The State University of New York Maritime College was established in 1874 to educate and train qualified people to become licensed officers in the American Merchant Marine. The school awards the degrees of Bachelor of Science and Bachelor of Engineering and has programs in marine engineering and in naval architecture. There is a graduate program leading to a Master of Science degree, but it is in transportation management. There are over 100 students currently in the two programs. More than 30 students receive the Bachelor of Engineering degree annually; most of these also earn their Third Assistant Engineer license. The school has no formal research program.
Texas A&M University at College Station offers a separate ABET-accredited undergraduate program in ocean engineering administered within the Department of Civil Engineering. There are about 100 students in the ocean engineering program. Seven Bachelor of Science degrees and about the same number of Master of Science and Master of Engineering degrees have been awarded in each of the last several years.
Texas A&M University at Galveston is a special purpose institution of higher education for undergraduate education in marine and maritime studies in science,
engineering, and business for research in public service related to the general field of marine resources. There are programs in marine engineering, in which about 30 students enroll each year, and a program in naval architecture and marine engineering, in which about 20 students enroll annually.

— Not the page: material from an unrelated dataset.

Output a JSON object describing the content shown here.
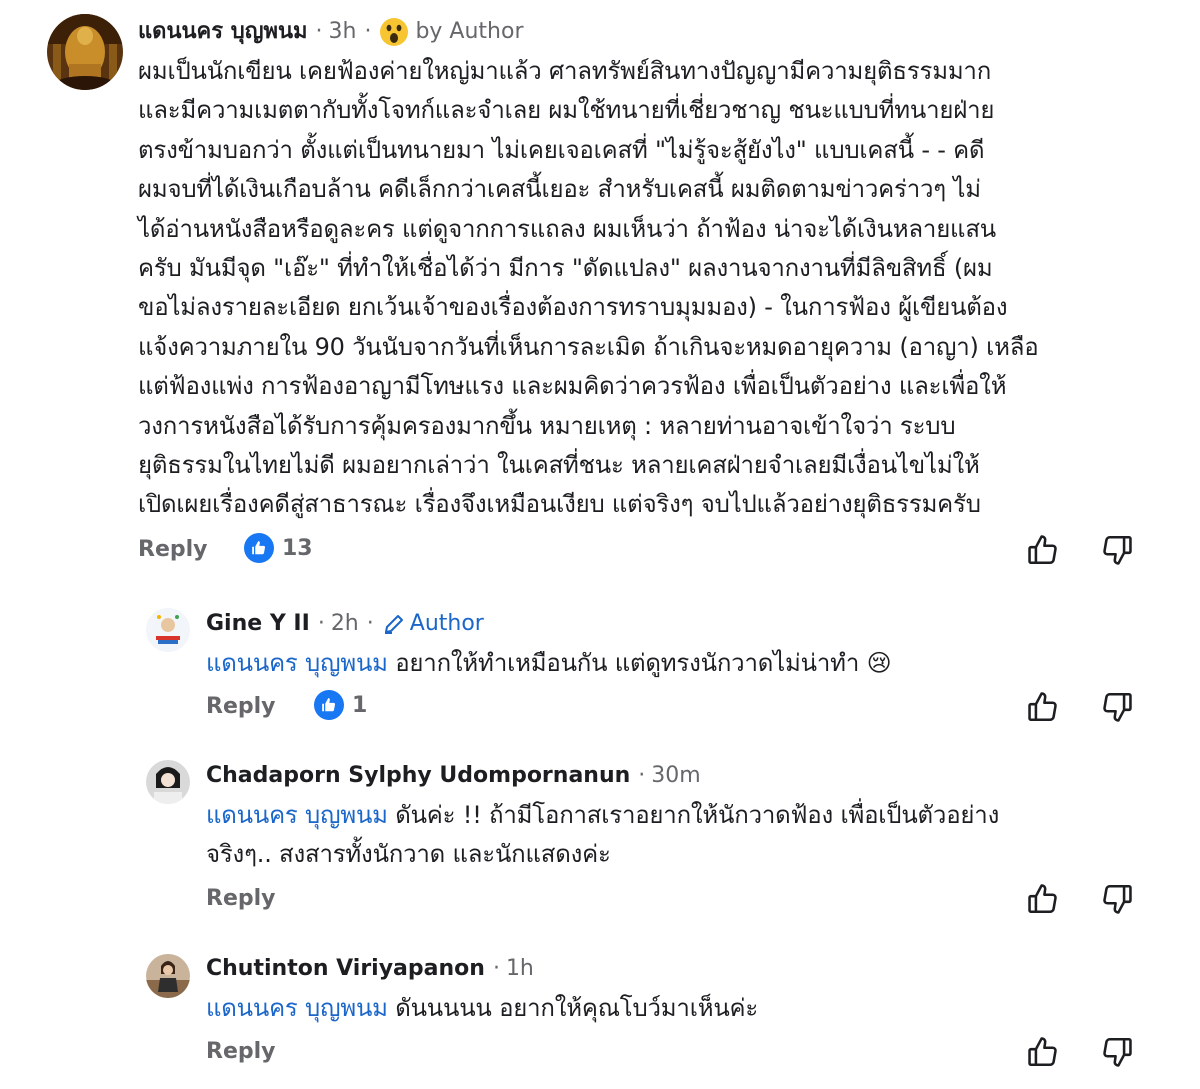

The Virginia Polytechnic Institute and State University program in ocean engineering is part of the Department of Aerospace and Ocean Engineering and has an undergraduate enrollment of about 50 students (not including first-year students) and about 10 graduate students. The educational thrust is the preparation of students for the capstone preliminary ship or offshore platform design course, which is taken during the final year.
Four members of the faculty of the Department of Aerospace and Ocean Engineering teach ocean engineering. The research level at the university is generally of the same quality as at the other institutions discussed here; however, research is not nearly as extensive in the marine field because of the smaller number of investigators. Research is concentrated on ship structures and computer applications, and submarine hydrodynamics.
The Webb Institute of Naval Architecture, now known as Webb Institute, began teaching naval architecture in the Bronx, New York. The school was established under an endowment from William H. Webb, a successful shipbuilder, and that endowment, along with other gifts, enables the school to offer full-tuition scholarships to all students. The school moved to an estate at Glen Cove, Long Island, in 1947. Although the name of the school was recently changed to Webb Institute, the educational program is still directed toward undergraduate naval architecture and marine engineering.
Webb Institute admits 24 students every year, and the total enrollment is about 80 undergraduate students. The curriculum includes an eight-week winter work term, during which students engage in practical work at shipyards, aboard ship in the engine room, in design offices, or in course-related industries. There is currently no graduate program. Webb students must be U.S. citizens.
Webb has a faculty of about 10 professors and several research professors. Research is conducted through the Center for Maritime Studies in the fields of theoretical hydrodynamics, finite-element structural analysis, model tests, ship data collection, industrial engineering, management science, economic analysis, marine engineering, probability theory, and systems analysis.